Records drawn from a dataset:
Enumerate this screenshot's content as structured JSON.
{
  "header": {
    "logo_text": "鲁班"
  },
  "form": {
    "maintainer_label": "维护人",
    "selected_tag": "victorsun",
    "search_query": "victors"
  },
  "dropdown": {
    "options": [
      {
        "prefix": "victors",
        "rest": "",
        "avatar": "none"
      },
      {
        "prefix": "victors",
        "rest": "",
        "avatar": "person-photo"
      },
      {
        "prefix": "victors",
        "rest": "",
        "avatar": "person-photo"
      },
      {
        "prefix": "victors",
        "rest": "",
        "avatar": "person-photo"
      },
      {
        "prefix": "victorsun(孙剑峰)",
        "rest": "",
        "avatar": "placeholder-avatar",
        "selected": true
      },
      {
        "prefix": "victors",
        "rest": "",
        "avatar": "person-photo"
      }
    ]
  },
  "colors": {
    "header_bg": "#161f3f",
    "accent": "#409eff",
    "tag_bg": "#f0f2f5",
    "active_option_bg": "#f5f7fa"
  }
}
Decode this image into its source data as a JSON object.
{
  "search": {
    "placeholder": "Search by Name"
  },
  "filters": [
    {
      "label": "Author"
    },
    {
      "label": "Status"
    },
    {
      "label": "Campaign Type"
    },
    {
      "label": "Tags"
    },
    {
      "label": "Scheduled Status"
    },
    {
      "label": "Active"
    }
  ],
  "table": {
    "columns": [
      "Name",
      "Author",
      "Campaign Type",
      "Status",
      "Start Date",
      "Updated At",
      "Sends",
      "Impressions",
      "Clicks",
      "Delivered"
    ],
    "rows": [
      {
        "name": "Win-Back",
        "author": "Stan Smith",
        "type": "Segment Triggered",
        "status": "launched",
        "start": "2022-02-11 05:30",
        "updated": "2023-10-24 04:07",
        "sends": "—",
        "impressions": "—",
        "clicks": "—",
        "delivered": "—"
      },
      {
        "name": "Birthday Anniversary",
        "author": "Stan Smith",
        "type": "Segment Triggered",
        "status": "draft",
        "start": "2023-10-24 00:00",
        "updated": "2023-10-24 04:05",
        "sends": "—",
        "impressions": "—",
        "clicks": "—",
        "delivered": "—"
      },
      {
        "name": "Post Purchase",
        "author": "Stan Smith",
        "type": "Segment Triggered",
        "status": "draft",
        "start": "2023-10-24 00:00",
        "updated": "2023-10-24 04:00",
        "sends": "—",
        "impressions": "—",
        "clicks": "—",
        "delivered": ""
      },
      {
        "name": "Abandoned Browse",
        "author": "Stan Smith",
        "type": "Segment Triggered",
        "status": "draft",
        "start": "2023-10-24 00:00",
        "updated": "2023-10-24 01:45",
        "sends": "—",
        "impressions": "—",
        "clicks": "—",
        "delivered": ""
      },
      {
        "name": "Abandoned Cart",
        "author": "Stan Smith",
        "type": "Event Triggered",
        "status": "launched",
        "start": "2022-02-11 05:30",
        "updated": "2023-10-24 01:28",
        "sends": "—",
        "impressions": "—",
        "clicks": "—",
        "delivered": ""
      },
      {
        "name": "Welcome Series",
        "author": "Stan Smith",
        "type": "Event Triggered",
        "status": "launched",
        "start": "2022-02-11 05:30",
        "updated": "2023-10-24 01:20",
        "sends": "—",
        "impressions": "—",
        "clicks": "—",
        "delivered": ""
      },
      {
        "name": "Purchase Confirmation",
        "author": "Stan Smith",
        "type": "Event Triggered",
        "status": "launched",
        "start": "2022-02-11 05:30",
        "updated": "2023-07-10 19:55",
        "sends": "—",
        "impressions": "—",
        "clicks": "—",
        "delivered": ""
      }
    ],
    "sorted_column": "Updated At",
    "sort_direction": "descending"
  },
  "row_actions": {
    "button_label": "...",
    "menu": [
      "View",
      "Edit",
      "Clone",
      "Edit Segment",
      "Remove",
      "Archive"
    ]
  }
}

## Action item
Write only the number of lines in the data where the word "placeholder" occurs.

## Response to this exercise
2